We all know that pecans make great desserts. We might eat them single as a snack, as part of a pie in our Thanksgiving dinner, crushed with ice cream or as topping in smoothie bowls. It is needless to say that pecans have a very rich flavor that complements well with others, to create a delicious and unique taste. Despite it being quite easy for us to obtain pecans, I can’t help but wonder, do we actually know how pecans grow? Are there different types of pecans? Do they fall from trees or grow underground just as peanuts do? To answer these questions, first, we need to understand a little bit about pecans themselves, don’t you think?
The word “pecan” comes from pakan, an Algonquian term meaning “hard nut” or “hard to crack.” It is one of the most valuable nuts in North America as it is cultivated and distributed to the entire world. Pecans are nutritional nuts meaning they contain high antioxidants that can help us decrease health risks. They have high energy levels and are rich in Vitamin E. Currently, over 500 different types of pecans exist, each differing both in texture, flavor, color, size, and shape. Click here to learn more about the differences between the main types of pecans.
Pecan Trees – Do pecans fall from trees or grow underground?
Yes, pecans do grow from trees. Trees that can live a healthy life for more than 100 years!

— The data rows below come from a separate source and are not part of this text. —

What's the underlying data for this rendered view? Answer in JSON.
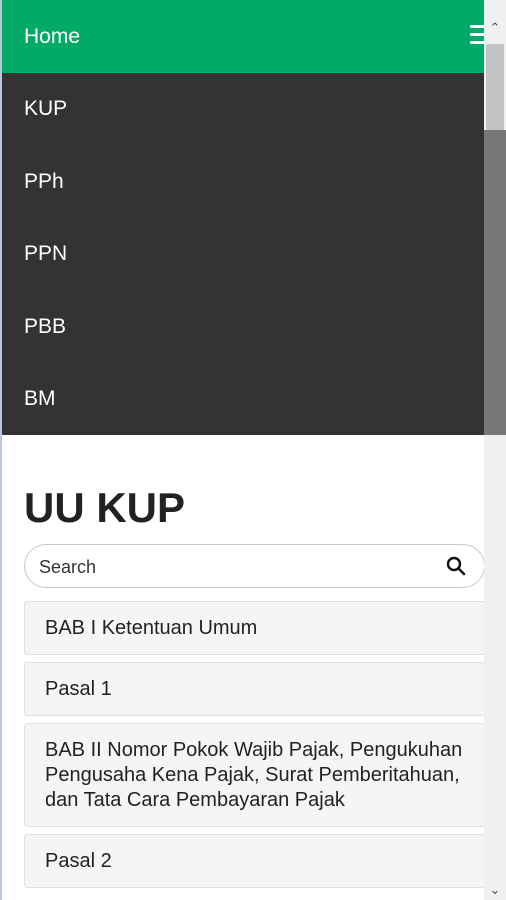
{
  "header": {
    "title": "Home",
    "menu_icon": "hamburger-menu-icon"
  },
  "nav": {
    "items": [
      {
        "label": "KUP"
      },
      {
        "label": "PPh"
      },
      {
        "label": "PPN"
      },
      {
        "label": "PBB"
      },
      {
        "label": "BM"
      }
    ]
  },
  "main": {
    "title": "UU KUP",
    "search": {
      "placeholder": "Search",
      "value": "",
      "icon": "search-icon"
    },
    "entries": [
      {
        "label": "BAB I Ketentuan Umum"
      },
      {
        "label": "Pasal 1"
      },
      {
        "label": "BAB II Nomor Pokok Wajib Pajak, Pengukuhan Pengusaha Kena Pajak, Surat Pemberitahuan, dan Tata Cara Pembayaran Pajak"
      },
      {
        "label": "Pasal 2"
      }
    ]
  },
  "colors": {
    "header_bg": "#02aa68",
    "nav_bg": "#333333",
    "entry_bg": "#f5f5f5"
  }
}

Typically, their height ranges from 70 to 100 feet, and their
trunks can grow to be more than three feet in diameter. The pecan tree has a particular lifecycle, but before it can start producing delicious nuts, it takes from 10 to 12 years for them to fully mature.
Pecan trees grow female and male flowers in the Spring. They can be differenced amongst each other in that female flowers are barely the size of blueberries, while male flowers grow next to each other in spikes called catkins.
Pecan Orchards – Where do pecans grow?
Pecan trees are often planted in Pecan Orchards or “Nogaleras”, where cultivation takes place. The seeds are usually planted in multiple rows with 60 to 70 feet of space between them. Separating the seeds is of key importance to avoid jeopardizing the trees’ long and healthy life. This is because not only their trunk grows wider as time goes by, but their roots need space for them to extend far below the surface as well. Within pecan cultivation, and as any other crop, sun and soil are vital components to ensure successful growth. It is imperative for pecan orchards to be placed in a land where moist, sandy, and well-drained soil can be maintained.
Pecan Cultivation – How exactly do pecans grow?
In order for you to better understand the process of pecan cultivation, I have taken the liberty to divide the process into 5 different stages.
Stage #1: Pecan seeds are planted with separation from one another in Pecan orchards.
Stage #2: During the Springtime, trees bloom both female and male flowers. Male flowers produce and shed pollen.
Stage #3: Male pollinated flowers transform into hard and green husks.
Stage #4: During Autumn, the husks turn brown and peel back to reveal the mature nut.
Stage #5: Once it is fully matured, the nut falls to the ground and lays in the orchard ground for 3 to 4 days. This period allows them to dry out.
As you can see, pecans are a very versatile type of nut. They are rich in flavor, have an interesting history, give us essential nutrients, and make delicious desserts. Their cultivation is not an easy process, it requires time, dedication, and most of all, patience. This is the #1 rule that anyone who wishes to cultivate pecans must always keep in mind!